Mathematics Stack Exchange is a question and answer site for people studying math at any level and professionals in related fields. Join them; it only takes a minute:

Sign up
Here's how it works:
  1. Anybody can ask a question
  2. Anybody can answer
  3. The best answers are voted up and rise to the top

If we have a sequence of random variables $X_1,X_2,\ldots,X_n$ converges in distribution to $X$, i.e. $X_n \rightarrow_d X$, then is $$ \lim_{n \to \infty} E(X_n) = E(X) $$ correct?

I know that converge in distribution implies $E(g(X_n)) \to E(g(X))$ when $g$ is a bounded continuous function. Can we apply this property here?

share|cite|improve this question
"Can we apply this property here?" No, because $g(\cdot)$ would be the identity function, which is not bounded. – leonbloy Jun 3 '12 at 15:59
up vote 12 down vote accepted

Try $\mathrm P(X_n=2^n)=1/n$, $\mathrm P(X_n=0)=1-1/n$.

share|cite|improve this answer
Could you please give a bit more explanation? – wij Oct 10 '15 at 14:25
@WittawatJ. About what? Please explain your problem. – Did Oct 11 '15 at 23:57

With your assumptions the best you can get is via Fatou's Lemma: $$\mathbb{E}[|X|]\leq \liminf_{n\to\infty}\mathbb{E}[|X_n|]$$ (where you used the continuous mapping theorem to get that $|X_n|\Rightarrow |X|$).

For a "positive" answer to your question: you need the sequence $(X_n)$ to be uniformly integrable: $$\lim_{\alpha\to\infty} \sup_n \int_{|X_n|>\alpha}|X_n|d\mathbb{P}= \lim_{\alpha\to\infty} \sup_n \mathbb{E} [|X_n|1_{|X_n|>\alpha}]=0.$$ Then, one gets that $X$ is integrable and $\lim_{n\to\infty}\mathbb{E}[X_n]=\mathbb{E}[X]$.

As a remark, to get uniform integrability of $(X_n)_n$ it suffices to have for example: $$\sup_n \mathbb{E}[|X_n|^{1+\varepsilon}]<\infty,\quad \text{for some }\varepsilon>0.$$

share|cite|improve this answer

Your Answer

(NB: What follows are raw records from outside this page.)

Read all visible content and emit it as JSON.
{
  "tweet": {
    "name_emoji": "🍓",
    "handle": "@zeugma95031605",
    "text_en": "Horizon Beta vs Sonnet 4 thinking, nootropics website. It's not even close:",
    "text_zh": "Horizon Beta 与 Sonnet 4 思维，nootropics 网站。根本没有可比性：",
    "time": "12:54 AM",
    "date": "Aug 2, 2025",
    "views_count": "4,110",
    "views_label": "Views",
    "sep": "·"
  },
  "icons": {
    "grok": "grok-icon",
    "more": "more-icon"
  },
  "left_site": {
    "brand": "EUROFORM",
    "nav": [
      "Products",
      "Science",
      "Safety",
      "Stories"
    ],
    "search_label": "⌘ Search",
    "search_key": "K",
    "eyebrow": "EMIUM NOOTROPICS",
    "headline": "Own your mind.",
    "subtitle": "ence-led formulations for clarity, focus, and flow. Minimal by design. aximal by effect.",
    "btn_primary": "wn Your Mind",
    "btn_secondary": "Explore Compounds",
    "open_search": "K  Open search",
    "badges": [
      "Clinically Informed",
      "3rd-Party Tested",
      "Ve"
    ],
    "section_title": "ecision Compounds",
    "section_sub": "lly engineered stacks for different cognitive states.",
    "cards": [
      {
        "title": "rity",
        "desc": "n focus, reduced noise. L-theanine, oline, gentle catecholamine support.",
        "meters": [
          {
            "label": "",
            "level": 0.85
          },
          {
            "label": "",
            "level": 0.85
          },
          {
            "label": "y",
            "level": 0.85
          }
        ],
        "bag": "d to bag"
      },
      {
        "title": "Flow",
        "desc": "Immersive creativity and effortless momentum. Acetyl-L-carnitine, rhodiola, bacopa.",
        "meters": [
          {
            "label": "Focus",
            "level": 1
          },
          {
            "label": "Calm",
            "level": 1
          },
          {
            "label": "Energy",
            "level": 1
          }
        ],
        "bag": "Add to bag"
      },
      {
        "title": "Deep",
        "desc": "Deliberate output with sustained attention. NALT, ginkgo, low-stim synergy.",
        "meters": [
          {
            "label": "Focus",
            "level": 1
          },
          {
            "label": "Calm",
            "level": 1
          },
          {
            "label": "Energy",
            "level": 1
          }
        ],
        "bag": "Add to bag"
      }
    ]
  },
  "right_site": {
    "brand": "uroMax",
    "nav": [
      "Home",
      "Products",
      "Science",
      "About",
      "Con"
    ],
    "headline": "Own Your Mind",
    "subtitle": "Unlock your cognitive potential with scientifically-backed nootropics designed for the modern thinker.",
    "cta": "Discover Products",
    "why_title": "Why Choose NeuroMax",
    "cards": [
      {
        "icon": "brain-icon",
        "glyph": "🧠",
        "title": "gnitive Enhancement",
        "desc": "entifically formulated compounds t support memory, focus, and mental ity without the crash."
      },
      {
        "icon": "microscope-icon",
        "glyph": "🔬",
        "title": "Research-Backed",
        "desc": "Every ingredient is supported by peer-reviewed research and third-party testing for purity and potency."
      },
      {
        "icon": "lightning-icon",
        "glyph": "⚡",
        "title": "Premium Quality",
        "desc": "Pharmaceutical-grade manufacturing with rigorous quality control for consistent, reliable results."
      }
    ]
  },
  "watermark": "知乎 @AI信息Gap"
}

By posting your answer, you agree to the privacy policy and terms of service.

Not the answer you're looking for? Browse other questions tagged or ask your own question.